WORK ITEM:
Copy out the lines of the material that include the string "farmainvest".

GIVEN DATA:
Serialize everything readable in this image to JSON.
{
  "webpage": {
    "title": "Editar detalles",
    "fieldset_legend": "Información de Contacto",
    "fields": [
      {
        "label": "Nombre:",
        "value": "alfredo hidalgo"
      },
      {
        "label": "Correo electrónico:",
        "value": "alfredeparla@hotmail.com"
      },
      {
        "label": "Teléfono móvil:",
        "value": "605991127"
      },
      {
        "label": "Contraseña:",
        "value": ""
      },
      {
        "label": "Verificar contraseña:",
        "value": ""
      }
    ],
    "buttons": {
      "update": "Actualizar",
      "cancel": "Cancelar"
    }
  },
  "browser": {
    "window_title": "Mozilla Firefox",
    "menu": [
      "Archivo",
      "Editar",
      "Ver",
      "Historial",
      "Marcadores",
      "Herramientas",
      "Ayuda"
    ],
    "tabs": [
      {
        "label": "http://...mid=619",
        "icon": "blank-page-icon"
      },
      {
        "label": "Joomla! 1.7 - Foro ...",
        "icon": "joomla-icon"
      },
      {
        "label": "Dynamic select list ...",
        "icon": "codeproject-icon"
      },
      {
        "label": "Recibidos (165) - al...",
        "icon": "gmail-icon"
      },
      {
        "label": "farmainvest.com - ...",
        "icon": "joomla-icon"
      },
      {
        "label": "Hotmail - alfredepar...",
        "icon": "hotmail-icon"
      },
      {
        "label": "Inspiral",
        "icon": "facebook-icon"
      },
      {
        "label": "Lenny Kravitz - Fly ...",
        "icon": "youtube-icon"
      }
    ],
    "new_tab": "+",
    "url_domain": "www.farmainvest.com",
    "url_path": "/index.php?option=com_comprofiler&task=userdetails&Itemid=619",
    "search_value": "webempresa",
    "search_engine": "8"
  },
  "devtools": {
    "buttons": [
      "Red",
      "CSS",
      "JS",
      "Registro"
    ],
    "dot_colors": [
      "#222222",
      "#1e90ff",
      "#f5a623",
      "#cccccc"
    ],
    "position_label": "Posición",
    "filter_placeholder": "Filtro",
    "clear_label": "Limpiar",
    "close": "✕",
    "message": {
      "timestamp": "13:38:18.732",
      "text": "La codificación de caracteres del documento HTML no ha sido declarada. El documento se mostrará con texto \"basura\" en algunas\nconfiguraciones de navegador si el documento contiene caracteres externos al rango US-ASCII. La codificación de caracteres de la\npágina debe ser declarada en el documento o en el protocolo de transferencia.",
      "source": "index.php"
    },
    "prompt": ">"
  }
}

RESULT BELOW:
        "label": "farmainvest.com - ...",
    "url_domain": "www.farmainvest.com",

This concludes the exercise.